Excerpts from an interface dataset:
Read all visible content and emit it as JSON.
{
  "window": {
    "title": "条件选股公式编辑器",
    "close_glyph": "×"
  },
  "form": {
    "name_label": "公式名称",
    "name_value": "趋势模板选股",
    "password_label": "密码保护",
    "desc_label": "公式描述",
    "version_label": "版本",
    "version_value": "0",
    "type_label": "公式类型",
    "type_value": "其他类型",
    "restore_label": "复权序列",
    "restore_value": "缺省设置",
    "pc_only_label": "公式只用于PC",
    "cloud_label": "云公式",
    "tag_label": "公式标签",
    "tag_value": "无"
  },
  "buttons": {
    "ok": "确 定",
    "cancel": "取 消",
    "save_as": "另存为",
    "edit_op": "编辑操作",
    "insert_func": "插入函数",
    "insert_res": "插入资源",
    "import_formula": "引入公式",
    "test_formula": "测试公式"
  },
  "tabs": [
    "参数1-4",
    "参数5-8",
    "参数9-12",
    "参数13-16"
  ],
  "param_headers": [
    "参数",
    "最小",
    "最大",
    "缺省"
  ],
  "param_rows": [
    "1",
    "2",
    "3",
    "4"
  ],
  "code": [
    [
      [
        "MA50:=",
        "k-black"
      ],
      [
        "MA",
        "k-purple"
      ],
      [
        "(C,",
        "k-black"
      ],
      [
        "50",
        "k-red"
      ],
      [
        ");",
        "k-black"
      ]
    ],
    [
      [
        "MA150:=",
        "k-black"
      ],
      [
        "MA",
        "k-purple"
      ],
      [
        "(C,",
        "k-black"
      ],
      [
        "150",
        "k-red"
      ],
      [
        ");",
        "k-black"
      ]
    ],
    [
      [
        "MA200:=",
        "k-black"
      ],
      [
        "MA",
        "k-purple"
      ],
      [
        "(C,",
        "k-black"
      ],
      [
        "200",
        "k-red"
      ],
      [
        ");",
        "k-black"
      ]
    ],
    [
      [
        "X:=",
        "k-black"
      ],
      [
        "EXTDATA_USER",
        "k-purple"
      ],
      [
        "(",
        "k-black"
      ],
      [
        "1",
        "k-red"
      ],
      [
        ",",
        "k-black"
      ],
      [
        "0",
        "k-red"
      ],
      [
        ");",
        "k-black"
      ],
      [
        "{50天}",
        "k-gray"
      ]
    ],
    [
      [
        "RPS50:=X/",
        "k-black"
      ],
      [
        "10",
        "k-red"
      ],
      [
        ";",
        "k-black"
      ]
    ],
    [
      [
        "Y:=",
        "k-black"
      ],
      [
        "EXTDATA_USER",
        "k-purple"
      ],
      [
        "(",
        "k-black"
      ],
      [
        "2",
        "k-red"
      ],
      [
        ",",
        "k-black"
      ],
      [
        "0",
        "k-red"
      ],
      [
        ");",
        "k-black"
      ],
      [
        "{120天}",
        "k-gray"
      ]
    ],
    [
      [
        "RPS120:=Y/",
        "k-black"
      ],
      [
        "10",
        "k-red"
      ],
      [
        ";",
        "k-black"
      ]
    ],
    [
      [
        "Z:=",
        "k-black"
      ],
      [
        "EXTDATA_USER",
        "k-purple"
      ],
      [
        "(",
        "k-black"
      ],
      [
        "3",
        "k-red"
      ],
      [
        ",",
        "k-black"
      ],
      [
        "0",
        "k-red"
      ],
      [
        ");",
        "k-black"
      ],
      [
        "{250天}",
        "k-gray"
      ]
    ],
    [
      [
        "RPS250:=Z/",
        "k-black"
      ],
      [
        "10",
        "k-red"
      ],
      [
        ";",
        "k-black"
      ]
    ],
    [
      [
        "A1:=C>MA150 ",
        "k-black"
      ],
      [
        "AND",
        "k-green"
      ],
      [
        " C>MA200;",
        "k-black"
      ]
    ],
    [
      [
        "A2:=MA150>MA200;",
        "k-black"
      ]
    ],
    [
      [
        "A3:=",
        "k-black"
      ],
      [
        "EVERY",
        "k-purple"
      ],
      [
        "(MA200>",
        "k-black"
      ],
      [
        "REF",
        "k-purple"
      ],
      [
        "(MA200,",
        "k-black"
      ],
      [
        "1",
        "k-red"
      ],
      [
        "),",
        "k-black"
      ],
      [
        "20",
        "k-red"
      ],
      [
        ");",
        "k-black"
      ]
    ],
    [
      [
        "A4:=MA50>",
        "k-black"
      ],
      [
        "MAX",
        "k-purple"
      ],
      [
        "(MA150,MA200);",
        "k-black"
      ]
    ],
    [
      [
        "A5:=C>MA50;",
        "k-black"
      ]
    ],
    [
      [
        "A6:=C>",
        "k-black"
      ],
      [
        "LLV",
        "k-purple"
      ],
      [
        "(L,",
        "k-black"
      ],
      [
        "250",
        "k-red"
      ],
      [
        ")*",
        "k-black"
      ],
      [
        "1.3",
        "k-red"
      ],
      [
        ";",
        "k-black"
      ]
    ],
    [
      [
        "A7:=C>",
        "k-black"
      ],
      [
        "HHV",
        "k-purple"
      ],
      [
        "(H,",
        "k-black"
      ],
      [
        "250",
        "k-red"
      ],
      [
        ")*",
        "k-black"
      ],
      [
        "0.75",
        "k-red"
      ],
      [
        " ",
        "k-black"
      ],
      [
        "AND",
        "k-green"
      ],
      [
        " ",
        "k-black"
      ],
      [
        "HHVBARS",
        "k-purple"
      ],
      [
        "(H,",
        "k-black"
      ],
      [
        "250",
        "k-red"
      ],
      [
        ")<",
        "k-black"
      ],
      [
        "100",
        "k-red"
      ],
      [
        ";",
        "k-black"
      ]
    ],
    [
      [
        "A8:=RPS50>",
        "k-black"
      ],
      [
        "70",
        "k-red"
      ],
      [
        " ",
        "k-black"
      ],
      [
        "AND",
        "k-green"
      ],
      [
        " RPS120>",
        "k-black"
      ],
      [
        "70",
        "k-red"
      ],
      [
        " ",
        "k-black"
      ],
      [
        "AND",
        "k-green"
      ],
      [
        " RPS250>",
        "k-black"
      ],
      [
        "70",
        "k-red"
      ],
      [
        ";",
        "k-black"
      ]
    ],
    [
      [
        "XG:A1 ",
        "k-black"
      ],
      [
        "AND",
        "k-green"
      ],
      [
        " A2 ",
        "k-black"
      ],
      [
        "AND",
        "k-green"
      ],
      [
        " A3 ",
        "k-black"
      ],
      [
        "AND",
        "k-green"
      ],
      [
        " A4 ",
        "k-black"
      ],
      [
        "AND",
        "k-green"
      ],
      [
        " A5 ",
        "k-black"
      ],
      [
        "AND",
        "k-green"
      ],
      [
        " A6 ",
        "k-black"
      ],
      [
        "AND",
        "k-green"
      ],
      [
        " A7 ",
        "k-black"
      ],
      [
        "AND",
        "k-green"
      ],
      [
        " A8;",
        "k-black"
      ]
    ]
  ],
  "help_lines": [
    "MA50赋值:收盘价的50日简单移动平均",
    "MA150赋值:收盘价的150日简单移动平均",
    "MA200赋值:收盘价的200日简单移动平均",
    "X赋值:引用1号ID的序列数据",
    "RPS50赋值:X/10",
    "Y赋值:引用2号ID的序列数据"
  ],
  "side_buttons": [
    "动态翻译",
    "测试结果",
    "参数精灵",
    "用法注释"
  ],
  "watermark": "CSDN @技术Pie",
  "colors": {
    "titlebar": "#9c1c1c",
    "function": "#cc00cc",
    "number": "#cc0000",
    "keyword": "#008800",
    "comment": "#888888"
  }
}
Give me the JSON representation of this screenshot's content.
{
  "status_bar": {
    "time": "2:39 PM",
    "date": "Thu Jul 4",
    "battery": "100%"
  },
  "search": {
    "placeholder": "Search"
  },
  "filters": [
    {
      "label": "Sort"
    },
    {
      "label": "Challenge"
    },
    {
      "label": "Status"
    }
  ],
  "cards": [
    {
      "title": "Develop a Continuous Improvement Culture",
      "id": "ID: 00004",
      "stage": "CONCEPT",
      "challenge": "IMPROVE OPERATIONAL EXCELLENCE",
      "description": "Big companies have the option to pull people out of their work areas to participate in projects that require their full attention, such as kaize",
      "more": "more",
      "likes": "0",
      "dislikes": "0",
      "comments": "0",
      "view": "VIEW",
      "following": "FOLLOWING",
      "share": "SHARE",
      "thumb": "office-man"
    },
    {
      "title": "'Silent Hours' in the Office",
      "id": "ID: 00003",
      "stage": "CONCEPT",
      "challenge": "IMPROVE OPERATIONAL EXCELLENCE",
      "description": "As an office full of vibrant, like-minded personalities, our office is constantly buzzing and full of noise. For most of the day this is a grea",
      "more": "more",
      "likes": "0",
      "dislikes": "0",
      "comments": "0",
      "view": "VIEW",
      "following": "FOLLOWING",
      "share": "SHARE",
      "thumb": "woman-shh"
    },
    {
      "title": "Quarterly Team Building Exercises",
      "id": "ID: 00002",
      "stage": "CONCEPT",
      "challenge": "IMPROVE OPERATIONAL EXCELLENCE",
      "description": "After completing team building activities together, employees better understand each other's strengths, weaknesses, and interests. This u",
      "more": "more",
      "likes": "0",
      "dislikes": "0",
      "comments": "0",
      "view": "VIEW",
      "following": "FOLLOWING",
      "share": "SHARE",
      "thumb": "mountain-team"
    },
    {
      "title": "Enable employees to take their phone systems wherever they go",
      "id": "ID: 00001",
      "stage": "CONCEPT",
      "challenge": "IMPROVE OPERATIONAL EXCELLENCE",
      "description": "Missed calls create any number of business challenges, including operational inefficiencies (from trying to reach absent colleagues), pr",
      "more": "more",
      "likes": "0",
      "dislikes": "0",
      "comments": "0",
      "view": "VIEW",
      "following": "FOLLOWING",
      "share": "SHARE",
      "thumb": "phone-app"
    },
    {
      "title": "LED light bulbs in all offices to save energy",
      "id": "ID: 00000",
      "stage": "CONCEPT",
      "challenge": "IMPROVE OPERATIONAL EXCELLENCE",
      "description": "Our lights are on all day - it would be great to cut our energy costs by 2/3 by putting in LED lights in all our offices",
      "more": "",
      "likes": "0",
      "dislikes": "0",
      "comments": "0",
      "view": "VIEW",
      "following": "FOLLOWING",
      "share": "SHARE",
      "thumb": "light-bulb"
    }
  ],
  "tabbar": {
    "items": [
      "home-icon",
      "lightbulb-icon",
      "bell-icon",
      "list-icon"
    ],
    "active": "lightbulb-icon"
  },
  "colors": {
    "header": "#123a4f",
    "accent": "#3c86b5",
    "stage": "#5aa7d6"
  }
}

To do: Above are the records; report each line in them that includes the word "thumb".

Answer:
      "thumb": "office-man"
      "thumb": "woman-shh"
      "thumb": "mountain-team"
      "thumb": "phone-app"
      "thumb": "light-bulb"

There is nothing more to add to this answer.